“Bowersox: Looking at discounts to get people back after shutdown. WMATA has awarded a construction contract. Plan in early spring to reach out to riders about shutdowns.”
Metro Punting on Late Night Service Decisions Until Early 2019
Restoration of late-night Metrorail service was the first and most combative issue discussed at December 2018’s WMATA Board Hearings. If nothing happens, Metro will restore their late night close and earlier morning open on weekends, plus an extra 30 minutes on weeknights. The existing plan had been a temporary reduction in hours to perform maintenance that had long been delayed throughout the system.
To make Metrorail safe and reliable again, WMATA had to cut back hours. A temporary, if troublesome change. Metro officials, however, put a resolution on the Board agenda to extend the limited hours for another year—through June 2020 at least. Their argument presented at the December Board meetings was that they needed more time to complete the maintenance that is already improving Metrorail safety and performance.
Metro has made itself BACK2GOOD with maintenance during SafeTrack closures and this overnight work, as well as the 2018 Red Line stoppage in NE DC. The long-term closures in 2019 through 2021 [Page 17 of PDF] will add to this upkeep catch-up. On top of those long-term closures, Metro staff says they need to keep late-nights for “wrench time” to complete projects as much as 82 percent and as little as 22 percent completed.
The debate kicked off with Jack Evans’ gambit: a veto-threat backed by DC officials (elected and appointed) as well as elected officials in Montgomery and Prince George’s County. Board Members representing Maryland and Virginia, appointed by their respective Governors, opposed the return of late-night service.
Metro staff insisted that they need more time to restore the rail system to proper working order, but they’ve had a lot of time already with SafeTrack, a decade or more of weekend and evening single tracking, and their upcoming capital improvement closures. Metro threatens delayed improvements if late-night service returns, but they constructed a straw man insisting that returning to the late operations means also returning to the old, unsafe and habitually delayed maintenance.
Other than data-barren slideshows, Metro doesn’t publically document their maintenance progress. They approach the Board and DC commuters with an ultimatum—reduced service that harms the community —and little explanation. Metro won’t say when they’ll be done compromising rider experience and, when pushed for accounting, they wave the patronizing flag of rider safety.

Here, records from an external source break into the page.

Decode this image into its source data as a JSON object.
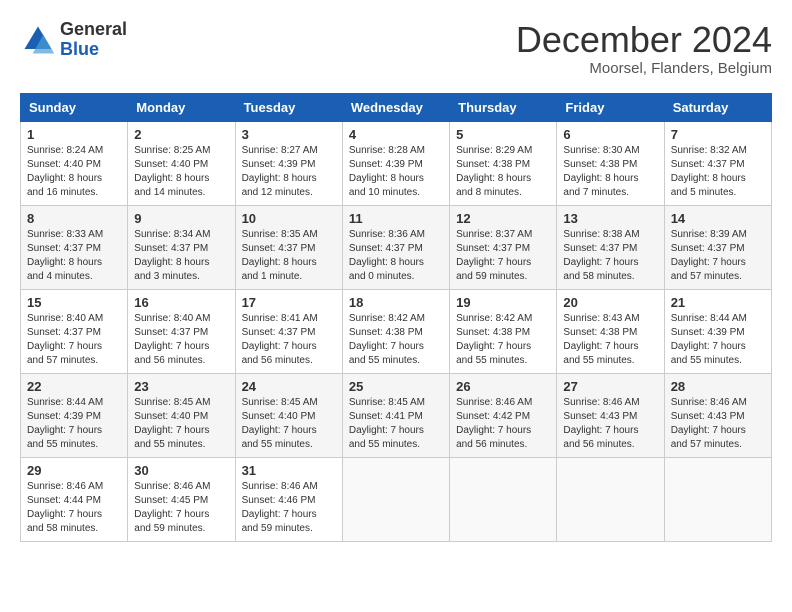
{
  "header": {
    "logo_line1": "General",
    "logo_line2": "Blue",
    "month_title": "December 2024",
    "subtitle": "Moorsel, Flanders, Belgium"
  },
  "weekdays": [
    "Sunday",
    "Monday",
    "Tuesday",
    "Wednesday",
    "Thursday",
    "Friday",
    "Saturday"
  ],
  "weeks": [
    [
      {
        "day": "1",
        "sunrise": "Sunrise: 8:24 AM",
        "sunset": "Sunset: 4:40 PM",
        "daylight": "Daylight: 8 hours and 16 minutes."
      },
      {
        "day": "2",
        "sunrise": "Sunrise: 8:25 AM",
        "sunset": "Sunset: 4:40 PM",
        "daylight": "Daylight: 8 hours and 14 minutes."
      },
      {
        "day": "3",
        "sunrise": "Sunrise: 8:27 AM",
        "sunset": "Sunset: 4:39 PM",
        "daylight": "Daylight: 8 hours and 12 minutes."
      },
      {
        "day": "4",
        "sunrise": "Sunrise: 8:28 AM",
        "sunset": "Sunset: 4:39 PM",
        "daylight": "Daylight: 8 hours and 10 minutes."
      },
      {
        "day": "5",
        "sunrise": "Sunrise: 8:29 AM",
        "sunset": "Sunset: 4:38 PM",
        "daylight": "Daylight: 8 hours and 8 minutes."
      },
      {
        "day": "6",
        "sunrise": "Sunrise: 8:30 AM",
        "sunset": "Sunset: 4:38 PM",
        "daylight": "Daylight: 8 hours and 7 minutes."
      },
      {
        "day": "7",
        "sunrise": "Sunrise: 8:32 AM",
        "sunset": "Sunset: 4:37 PM",
        "daylight": "Daylight: 8 hours and 5 minutes."
      }
    ],
    [
      {
        "day": "8",
        "sunrise": "Sunrise: 8:33 AM",
        "sunset": "Sunset: 4:37 PM",
        "daylight": "Daylight: 8 hours and 4 minutes."
      },
      {
        "day": "9",
        "sunrise": "Sunrise: 8:34 AM",
        "sunset": "Sunset: 4:37 PM",
        "daylight": "Daylight: 8 hours and 3 minutes."
      },
      {
        "day": "10",
        "sunrise": "Sunrise: 8:35 AM",
        "sunset": "Sunset: 4:37 PM",
        "daylight": "Daylight: 8 hours and 1 minute."
      },
      {
        "day": "11",
        "sunrise": "Sunrise: 8:36 AM",
        "sunset": "Sunset: 4:37 PM",
        "daylight": "Daylight: 8 hours and 0 minutes."
      },
      {
        "day": "12",
        "sunrise": "Sunrise: 8:37 AM",
        "sunset": "Sunset: 4:37 PM",
        "daylight": "Daylight: 7 hours and 59 minutes."
      },
      {
        "day": "13",
        "sunrise": "Sunrise: 8:38 AM",
        "sunset": "Sunset: 4:37 PM",
        "daylight": "Daylight: 7 hours and 58 minutes."
      },
      {
        "day": "14",
        "sunrise": "Sunrise: 8:39 AM",
        "sunset": "Sunset: 4:37 PM",
        "daylight": "Daylight: 7 hours and 57 minutes."
      }
    ],
    [
      {
        "day": "15",
        "sunrise": "Sunrise: 8:40 AM",
        "sunset": "Sunset: 4:37 PM",
        "daylight": "Daylight: 7 hours and 57 minutes."
      },
      {
        "day": "16",
        "sunrise": "Sunrise: 8:40 AM",
        "sunset": "Sunset: 4:37 PM",
        "daylight": "Daylight: 7 hours and 56 minutes."
      },
      {
        "day": "17",
        "sunrise": "Sunrise: 8:41 AM",
        "sunset": "Sunset: 4:37 PM",
        "daylight": "Daylight: 7 hours and 56 minutes."
      },
      {
        "day": "18",
        "sunrise": "Sunrise: 8:42 AM",
        "sunset": "Sunset: 4:38 PM",
        "daylight": "Daylight: 7 hours and 55 minutes."
      },
      {
        "day": "19",
        "sunrise": "Sunrise: 8:42 AM",
        "sunset": "Sunset: 4:38 PM",
        "daylight": "Daylight: 7 hours and 55 minutes."
      },
      {
        "day": "20",
        "sunrise": "Sunrise: 8:43 AM",
        "sunset": "Sunset: 4:38 PM",
        "daylight": "Daylight: 7 hours and 55 minutes."
      },
      {
        "day": "21",
        "sunrise": "Sunrise: 8:44 AM",
        "sunset": "Sunset: 4:39 PM",
        "daylight": "Daylight: 7 hours and 55 minutes."
      }
    ],
    [
      {
        "day": "22",
        "sunrise": "Sunrise: 8:44 AM",
        "sunset": "Sunset: 4:39 PM",
        "daylight": "Daylight: 7 hours and 55 minutes."
      },
      {
        "day": "23",
        "sunrise": "Sunrise: 8:45 AM",
        "sunset": "Sunset: 4:40 PM",
        "daylight": "Daylight: 7 hours and 55 minutes."
      },
      {
        "day": "24",
        "sunrise": "Sunrise: 8:45 AM",
        "sunset": "Sunset: 4:40 PM",
        "daylight": "Daylight: 7 hours and 55 minutes."
      },
      {
        "day": "25",
        "sunrise": "Sunrise: 8:45 AM",
        "sunset": "Sunset: 4:41 PM",
        "daylight": "Daylight: 7 hours and 55 minutes."
      },
      {
        "day": "26",
        "sunrise": "Sunrise: 8:46 AM",
        "sunset": "Sunset: 4:42 PM",
        "daylight": "Daylight: 7 hours and 56 minutes."
      },
      {
        "day": "27",
        "sunrise": "Sunrise: 8:46 AM",
        "sunset": "Sunset: 4:43 PM",
        "daylight": "Daylight: 7 hours and 56 minutes."
      },
      {
        "day": "28",
        "sunrise": "Sunrise: 8:46 AM",
        "sunset": "Sunset: 4:43 PM",
        "daylight": "Daylight: 7 hours and 57 minutes."
      }
    ],
    [
      {
        "day": "29",
        "sunrise": "Sunrise: 8:46 AM",
        "sunset": "Sunset: 4:44 PM",
        "daylight": "Daylight: 7 hours and 58 minutes."
      },
      {
        "day": "30",
        "sunrise": "Sunrise: 8:46 AM",
        "sunset": "Sunset: 4:45 PM",
        "daylight": "Daylight: 7 hours and 59 minutes."
      },
      {
        "day": "31",
        "sunrise": "Sunrise: 8:46 AM",
        "sunset": "Sunset: 4:46 PM",
        "daylight": "Daylight: 7 hours and 59 minutes."
      },
      null,
      null,
      null,
      null
    ]
  ]
}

But, maintenance is forever. DC commuters endure single tracking and station closures for the big stuff like platform overhaul. Metro offers little proof that they will ever stop needing late nights for regular repair and few signs they perform a cost-benefit analysis including harms to commuters. Why won’t Metro release a plan late-shift workers can hold them to?
Alternatives to late-night closures were discussed, and they entered into the bizarre. Board members suggested Metro close during the middle of the day for repairs, then open again for the evening commute and stay open through late-night.
The debate during the actual Board meeting was probably just the start of the late-night hours issue. The Board tabled the vote on the actual resolution until their January meeting. Gridlocked debate and inaction on this issue mean a restoration of late-night hours, so Jack Evans holds a strong negotiating hand with his veto threat so long as it stands.